Eyewitness News checked in with the Hartford Police Department on how they keep their plans relevant.
A horrifying scene played out on Monday night after the explosion at the Manchester Concert Venue, sending teenagers and children running for their lives. Police said 22 people including an 8-year-old child were dead and 59 were injured including many teenagers.
"It's really sickening and I wish people would find the place in their heart to actually love one another,” Rachel Davis, of Bristol, said.
The attack at the concert arena hits close to home for the season of concerts, parades and festivals ramp up in Hartford.
"You can bet people are going to be scared going to large-scale venues. We're prepared for that,” Hartford Police Deputy Chief Brian Foley said. “We obviously have a lot of systems in place to prevent these things from happening.”
Foley said the Hartford Police Department is constantly evaluating and evolving that safety plan. Some of that done from their real-time crime center.
"We're always learning.
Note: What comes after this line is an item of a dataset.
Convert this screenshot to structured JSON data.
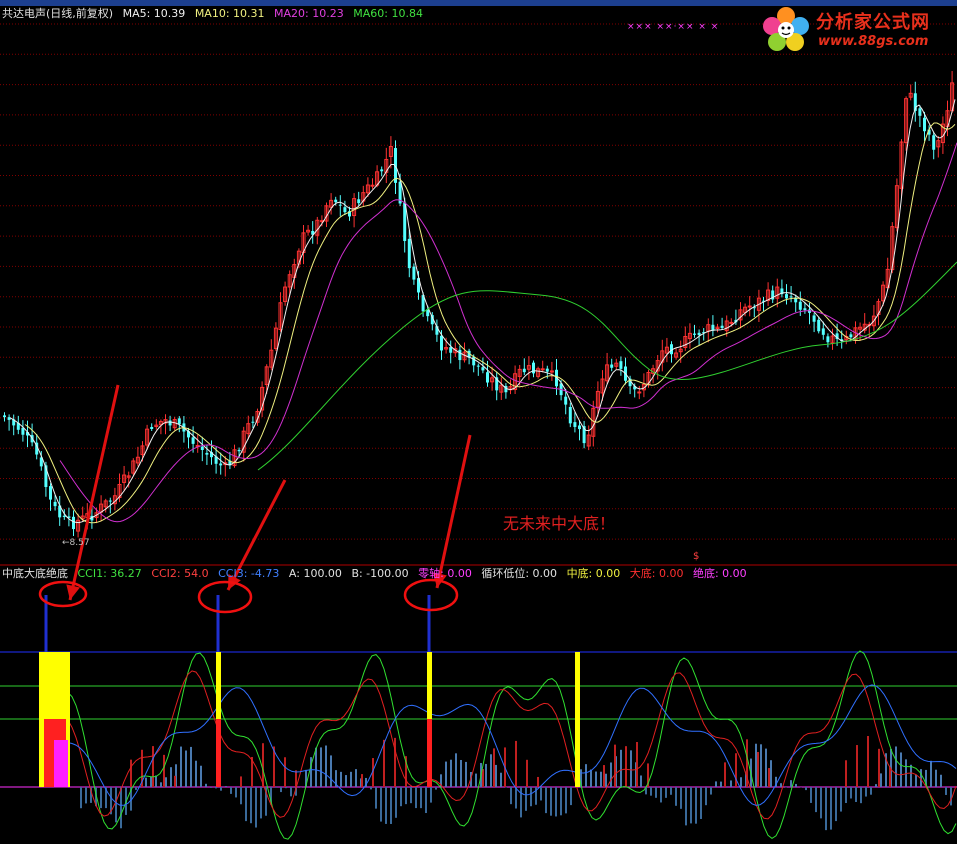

Things are always changing,” Foley said. “As they change their tactics, we change our defense."
While Foley said it is impossible to be prepared for every scenario, he says the department isn't sparing resources with detectives solely dedicated to working with federal agencies.
“Our job is just not to investigate it after it happens, it's trying to predict and prevent and that's our main goal,” Foley said. “And if something does happen, to mitigate it."
Copyright 2017 WFSB (Meredith Corporation). All rights reserved.